Unless you are in the tax return preparation business, it’s not likely that you’ve heard much about the controversies surrounding the Internal Revenue Service’s proposed return preparer regulations. Why would you even care about them if you’re not a tax return preparer? That’s what we will explore this month.
Why Preparer Regulations Matter
Until this year, just about anyone could hang out a sign that said “Taxes Done Here” and prepare your return for a fee. Unless your tax preparer was a certified public accountant, tax attorney or enrolled preparer, you really had no assurance that he or she had any formal education in the area of taxation. The resulting tax return could be hazardous to your financial health.
Because of the inconsistencies in tax preparer oversight and competence, the Internal Revenue Service adopted a series of recommendations stemming from public forums. They include:
- Require tax preparers to register with the Internal Revenue Service;

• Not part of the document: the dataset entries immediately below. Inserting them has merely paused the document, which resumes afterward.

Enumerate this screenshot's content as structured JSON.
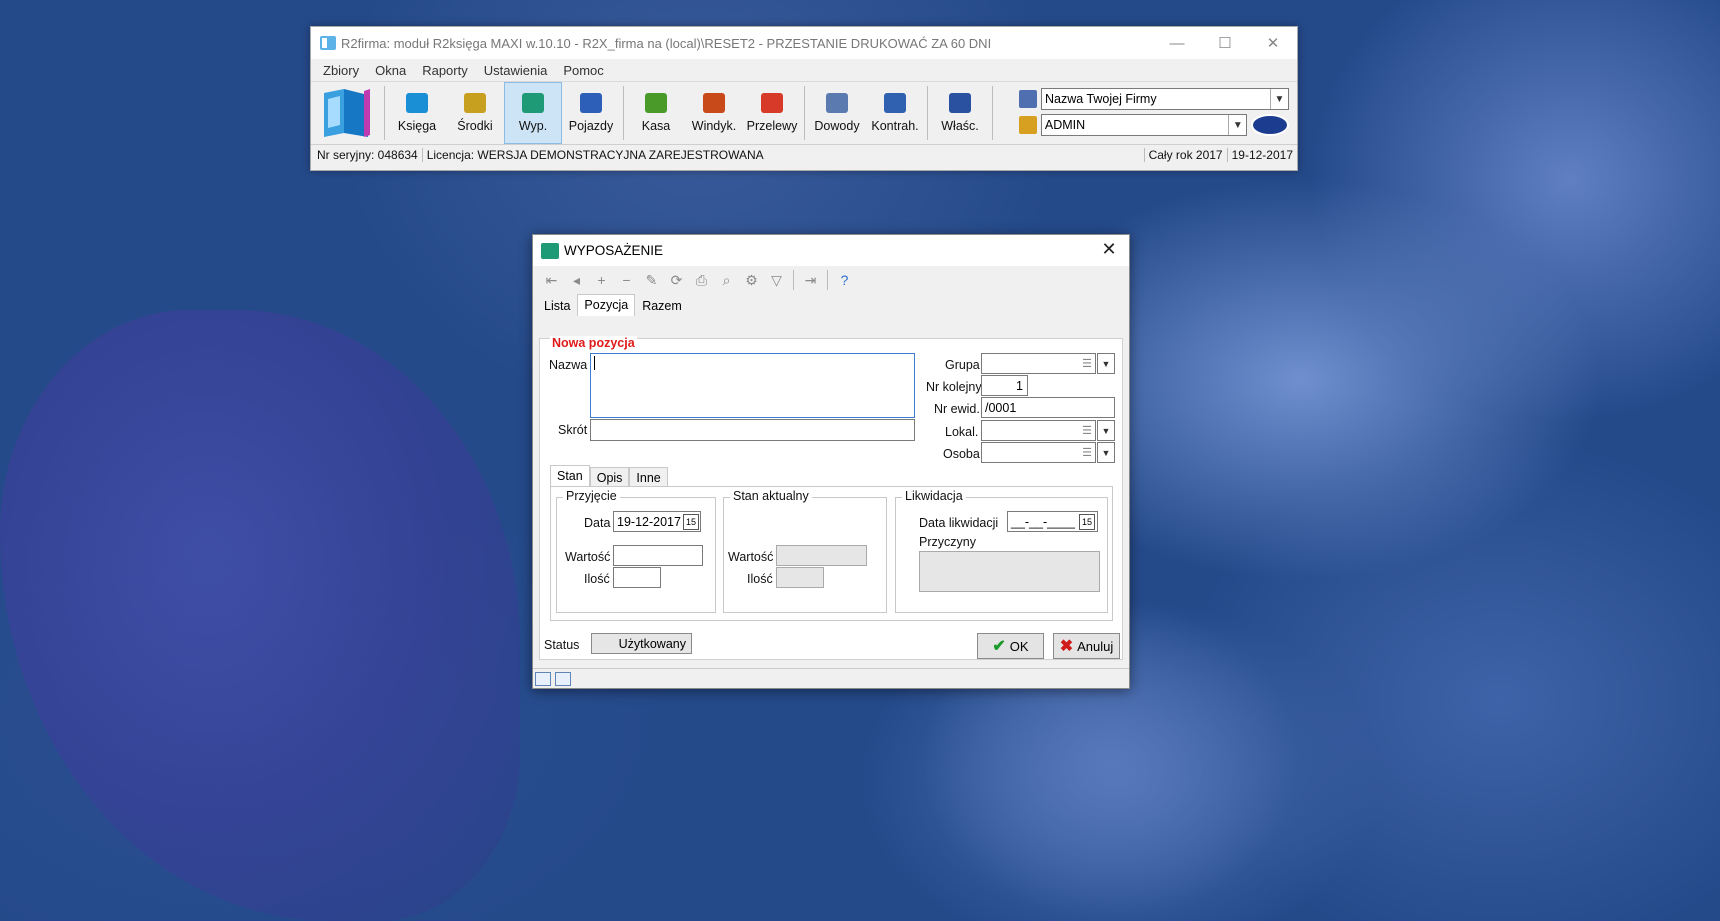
{
  "app": {
    "title": "R2firma: moduł R2księga MAXI w.10.10 - R2X_firma na (local)\\RESET2 - PRZESTANIE DRUKOWAĆ ZA 60 DNI",
    "menu": [
      "Zbiory",
      "Okna",
      "Raporty",
      "Ustawienia",
      "Pomoc"
    ],
    "toolbar_groups": [
      [
        {
          "label": "Księga",
          "icon": "book-icon",
          "color": "#1a8fd6"
        },
        {
          "label": "Środki",
          "icon": "monitor-icon",
          "color": "#c8a020"
        },
        {
          "label": "Wyp.",
          "icon": "equipment-icon",
          "color": "#1f9a77",
          "active": true
        },
        {
          "label": "Pojazdy",
          "icon": "car-icon",
          "color": "#2d5fb8"
        }
      ],
      [
        {
          "label": "Kasa",
          "icon": "cash-icon",
          "color": "#4a9a2a"
        },
        {
          "label": "Windyk.",
          "icon": "collection-icon",
          "color": "#c84a1a"
        },
        {
          "label": "Przelewy",
          "icon": "transfer-icon",
          "color": "#d83a2a"
        }
      ],
      [
        {
          "label": "Dowody",
          "icon": "documents-icon",
          "color": "#5a7ab0"
        },
        {
          "label": "Kontrah.",
          "icon": "contractors-icon",
          "color": "#3060b0"
        }
      ],
      [
        {
          "label": "Właśc.",
          "icon": "owner-icon",
          "color": "#2a50a0"
        }
      ]
    ],
    "company_combo": "Nazwa Twojej Firmy",
    "user_combo": "ADMIN",
    "status": {
      "serial": "Nr seryjny: 048634",
      "license": "Licencja: WERSJA DEMONSTRACYJNA ZAREJESTROWANA",
      "year": "Cały rok 2017",
      "date": "19-12-2017"
    }
  },
  "dialog": {
    "title": "WYPOSAŻENIE",
    "tabs": [
      "Lista",
      "Pozycja",
      "Razem"
    ],
    "section_title": "Nowa pozycja",
    "fields": {
      "nazwa_label": "Nazwa",
      "nazwa_value": "",
      "skrot_label": "Skrót",
      "skrot_value": "",
      "grupa_label": "Grupa",
      "grupa_value": "",
      "nr_kolejny_label": "Nr kolejny",
      "nr_kolejny_value": "1",
      "nr_ewid_label": "Nr ewid.",
      "nr_ewid_value": "/0001",
      "lokal_label": "Lokal.",
      "lokal_value": "",
      "osoba_label": "Osoba",
      "osoba_value": ""
    },
    "subtabs": [
      "Stan",
      "Opis",
      "Inne"
    ],
    "przyjecie": {
      "title": "Przyjęcie",
      "data_label": "Data",
      "data_value": "19-12-2017",
      "wartosc_label": "Wartość",
      "ilosc_label": "Ilość"
    },
    "stan_aktualny": {
      "title": "Stan aktualny",
      "wartosc_label": "Wartość",
      "ilosc_label": "Ilość"
    },
    "likwidacja": {
      "title": "Likwidacja",
      "data_label": "Data likwidacji",
      "data_value": "__-__-____",
      "przyczyny_label": "Przyczyny"
    },
    "status_label": "Status",
    "status_value": "Użytkowany",
    "ok_label": "OK",
    "cancel_label": "Anuluj"
  }
}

- Require tax preparers to meet minimum competency standards;
- Require that all tax preparers be subject to the ethical standards of IRS Circular 230;
- Make certain public awareness and service enhancements with respect to tax return preparers.
The New Rules
Perhaps the most noticeable requirement under the new rules deals with how a preparer must sign the return. Paid preparers have always been required to sign the tax return, but until 2011 they could use either their social security number for identification or a preparer tax identification number. Effective Jan. 1, 2011, only an individual who obtains a PTIN can sign a tax return and only certain persons can obtain a PTIM, including attorneys, certified public accountants, enrolled agents and a new class designated as registered tax return preparers.
If your preparer is a CPA, attorney or enrolled agent, you will not notice much of a change. These preparers are already regulated by the IRS and their respective states. As such, they have been subject to the ethical requirements of IRS Circular 230, their respective professional organizations and licensing authorities. Additionally, all three of these types of professionals are required to undergo rigorous testing and continuing education requirements. These professionals already meet the minimum IRS competency requirements.
Many CPAs, attorneys and enrolled agents already use their PTINs when signing tax filings – it’s almost necessary in this era of identity theft.
The designation of registered tax return preparer is established with these regulations. Under the current proposal, an individual would be required to submit an application to become a registered tax return preparer. The process would require the applicant to undergo compliance and suitability checks. They would also be subject to periodic renewal requirements similar to those that certified public accountants have in order to renew their license each year.
If an individual is a registered tax return preparer, not currently under suspension or disbarment from practicing, that person will be able to practice before the IRS. Without getting into technicalities, the ability to practice before the IRS allows a preparer greater latitude in serving you when you have disputes with the IRS – an ability that the CPA already has.
Registered tax return preparers will be required to pass a test demonstrating their competency, which is already required of CPAs. At present, the test has not been designed. If an individual obtains a PTIN prior to the availability of the test, he or she will have until 2013 to pass it. Even though you can currently find out if a person is a registered tax return preparer, this might not mean that the individual has proper knowledge of the tax code.
What This Means to You
Requiring all tax preparers to register with the IRS is a step in the right direction in protecting the taxpayer. Even better will be when registered tax return preparers are required to meet minimum competency requirements – though they still might not be qualified under IRS rules to represent you before appeals officers, counsel and certain other employees of the Treasury or IRS.
Perhaps of greater concern to you is the ability of the registered tax return preparer to provide you with tax advice. Under the proposed rules, a registered preparer can give you advice only in connection with the preparation of your return, refund claim or other document to be submitted to the IRS. While it is comforting to know that your return is done properly, the real value of a tax professional comes in her or his ability to help you structure your finances to minimize tax issues before they find their way onto the return.
The IRS has made great strides in protecting the taxpayer from untrained preparers in its regulation proposals. While these people can help you navigate annual filing requirements, when it comes time to represent you in your dealings with the IRS or in structuring your tax and financial life, you need a tax professional like a CPA. Give us a call and let’s discuss your current and future needs and goals. We are here to help you.